[Source records]
▽

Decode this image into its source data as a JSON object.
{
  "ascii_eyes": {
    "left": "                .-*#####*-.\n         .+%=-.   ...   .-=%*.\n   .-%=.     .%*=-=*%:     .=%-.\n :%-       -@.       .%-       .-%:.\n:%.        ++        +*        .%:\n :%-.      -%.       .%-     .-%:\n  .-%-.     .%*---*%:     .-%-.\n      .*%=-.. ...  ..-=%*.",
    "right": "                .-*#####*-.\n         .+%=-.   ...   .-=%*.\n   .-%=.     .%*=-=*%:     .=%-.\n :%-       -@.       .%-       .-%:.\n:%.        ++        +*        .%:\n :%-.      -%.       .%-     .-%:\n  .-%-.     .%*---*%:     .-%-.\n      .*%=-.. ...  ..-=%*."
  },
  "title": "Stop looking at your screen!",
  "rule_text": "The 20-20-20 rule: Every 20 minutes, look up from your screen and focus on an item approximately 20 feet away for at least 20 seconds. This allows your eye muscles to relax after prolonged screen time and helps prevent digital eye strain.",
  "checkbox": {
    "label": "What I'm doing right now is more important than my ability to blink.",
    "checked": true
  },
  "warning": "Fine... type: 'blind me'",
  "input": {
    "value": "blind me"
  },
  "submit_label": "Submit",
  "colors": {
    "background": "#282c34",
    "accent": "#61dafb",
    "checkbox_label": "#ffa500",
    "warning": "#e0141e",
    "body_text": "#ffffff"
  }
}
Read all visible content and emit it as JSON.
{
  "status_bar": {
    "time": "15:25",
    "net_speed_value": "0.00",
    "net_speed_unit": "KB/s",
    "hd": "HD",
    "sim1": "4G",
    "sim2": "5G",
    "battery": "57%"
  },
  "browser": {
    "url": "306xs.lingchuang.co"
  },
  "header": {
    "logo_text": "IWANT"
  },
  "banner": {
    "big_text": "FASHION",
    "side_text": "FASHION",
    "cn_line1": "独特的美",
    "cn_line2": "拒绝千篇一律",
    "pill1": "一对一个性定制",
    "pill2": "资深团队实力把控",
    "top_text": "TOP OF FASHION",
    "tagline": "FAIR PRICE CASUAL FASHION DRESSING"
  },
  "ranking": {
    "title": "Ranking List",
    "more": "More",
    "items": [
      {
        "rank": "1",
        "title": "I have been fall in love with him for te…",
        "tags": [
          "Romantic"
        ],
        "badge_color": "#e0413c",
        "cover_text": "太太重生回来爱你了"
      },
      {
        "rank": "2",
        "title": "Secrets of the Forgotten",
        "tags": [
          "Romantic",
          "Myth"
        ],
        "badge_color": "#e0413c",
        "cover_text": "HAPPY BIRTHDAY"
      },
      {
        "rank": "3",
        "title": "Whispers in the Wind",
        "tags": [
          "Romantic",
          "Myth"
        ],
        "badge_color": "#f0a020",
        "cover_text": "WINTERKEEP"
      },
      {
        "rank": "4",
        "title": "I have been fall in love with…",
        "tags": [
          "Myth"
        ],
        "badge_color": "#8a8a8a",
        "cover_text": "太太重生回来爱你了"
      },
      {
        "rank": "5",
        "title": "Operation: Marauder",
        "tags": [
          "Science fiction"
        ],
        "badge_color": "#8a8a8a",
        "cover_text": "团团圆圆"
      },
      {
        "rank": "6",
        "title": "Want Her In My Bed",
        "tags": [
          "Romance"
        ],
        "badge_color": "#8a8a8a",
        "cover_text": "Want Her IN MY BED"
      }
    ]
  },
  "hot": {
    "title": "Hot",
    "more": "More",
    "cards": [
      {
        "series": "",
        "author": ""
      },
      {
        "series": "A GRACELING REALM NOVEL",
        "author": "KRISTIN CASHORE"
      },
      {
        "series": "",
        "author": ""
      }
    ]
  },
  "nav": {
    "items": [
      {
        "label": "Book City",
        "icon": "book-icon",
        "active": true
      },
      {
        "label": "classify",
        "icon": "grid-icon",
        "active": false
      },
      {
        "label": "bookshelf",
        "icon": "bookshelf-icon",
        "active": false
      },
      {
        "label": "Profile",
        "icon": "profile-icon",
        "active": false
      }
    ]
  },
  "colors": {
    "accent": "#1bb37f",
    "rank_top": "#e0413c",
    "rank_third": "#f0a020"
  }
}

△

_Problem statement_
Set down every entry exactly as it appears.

_Output below_
Decode this image into its source data as a JSON object.
{
  "ascii_eyes": {
    "left": "                .-*#####*-.\n         .+%=-.   ...   .-=%*.\n   .-%=.     .%*=-=*%:     .=%-.\n :%-       -@.       .%-       .-%:.\n:%.        ++        +*        .%:\n :%-.      -%.       .%-     .-%:\n  .-%-.     .%*---*%:     .-%-.\n      .*%=-.. ...  ..-=%*.",
    "right": "                .-*#####*-.\n         .+%=-.   ...   .-=%*.\n   .-%=.     .%*=-=*%:     .=%-.\n :%-       -@.       .%-       .-%:.\n:%.        ++        +*        .%:\n :%-.      -%.       .%-     .-%:\n  .-%-.     .%*---*%:     .-%-.\n      .*%=-.. ...  ..-=%*."
  },
  "title": "Stop looking at your screen!",
  "rule_text": "The 20-20-20 rule: Every 20 minutes, look up from your screen and focus on an item approximately 20 feet away for at least 20 seconds. This allows your eye muscles to relax after prolonged screen time and helps prevent digital eye strain.",
  "checkbox": {
    "label": "What I'm doing right now is more important than my ability to blink.",
    "checked": true
  },
  "warning": "Fine... type: 'blind me'",
  "input": {
    "value": "blind me"
  },
  "submit_label": "Submit",
  "colors": {
    "background": "#282c34",
    "accent": "#61dafb",
    "checkbox_label": "#ffa500",
    "warning": "#e0141e",
    "body_text": "#ffffff"
  }
}
Read all visible content and emit it as JSON.
{
  "status_bar": {
    "time": "15:25",
    "net_speed_value": "0.00",
    "net_speed_unit": "KB/s",
    "hd": "HD",
    "sim1": "4G",
    "sim2": "5G",
    "battery": "57%"
  },
  "browser": {
    "url": "306xs.lingchuang.co"
  },
  "header": {
    "logo_text": "IWANT"
  },
  "banner": {
    "big_text": "FASHION",
    "side_text": "FASHION",
    "cn_line1": "独特的美",
    "cn_line2": "拒绝千篇一律",
    "pill1": "一对一个性定制",
    "pill2": "资深团队实力把控",
    "top_text": "TOP OF FASHION",
    "tagline": "FAIR PRICE CASUAL FASHION DRESSING"
  },
  "ranking": {
    "title": "Ranking List",
    "more": "More",
    "items": [
      {
        "rank": "1",
        "title": "I have been fall in love with him for te…",
        "tags": [
          "Romantic"
        ],
        "badge_color": "#e0413c",
        "cover_text": "太太重生回来爱你了"
      },
      {
        "rank": "2",
        "title": "Secrets of the Forgotten",
        "tags": [
          "Romantic",
          "Myth"
        ],
        "badge_color": "#e0413c",
        "cover_text": "HAPPY BIRTHDAY"
      },
      {
        "rank": "3",
        "title": "Whispers in the Wind",
        "tags": [
          "Romantic",
          "Myth"
        ],
        "badge_color": "#f0a020",
        "cover_text": "WINTERKEEP"
      },
      {
        "rank": "4",
        "title": "I have been fall in love with…",
        "tags": [
          "Myth"
        ],
        "badge_color": "#8a8a8a",
        "cover_text": "太太重生回来爱你了"
      },
      {
        "rank": "5",
        "title": "Operation: Marauder",
        "tags": [
          "Science fiction"
        ],
        "badge_color": "#8a8a8a",
        "cover_text": "团团圆圆"
      },
      {
        "rank": "6",
        "title": "Want Her In My Bed",
        "tags": [
          "Romance"
        ],
        "badge_color": "#8a8a8a",
        "cover_text": "Want Her IN MY BED"
      }
    ]
  },
  "hot": {
    "title": "Hot",
    "more": "More",
    "cards": [
      {
        "series": "",
        "author": ""
      },
      {
        "series": "A GRACELING REALM NOVEL",
        "author": "KRISTIN CASHORE"
      },
      {
        "series": "",
        "author": ""
      }
    ]
  },
  "nav": {
    "items": [
      {
        "label": "Book City",
        "icon": "book-icon",
        "active": true
      },
      {
        "label": "classify",
        "icon": "grid-icon",
        "active": false
      },
      {
        "label": "bookshelf",
        "icon": "bookshelf-icon",
        "active": false
      },
      {
        "label": "Profile",
        "icon": "profile-icon",
        "active": false
      }
    ]
  },
  "colors": {
    "accent": "#1bb37f",
    "rank_top": "#e0413c",
    "rank_third": "#f0a020"
  }
}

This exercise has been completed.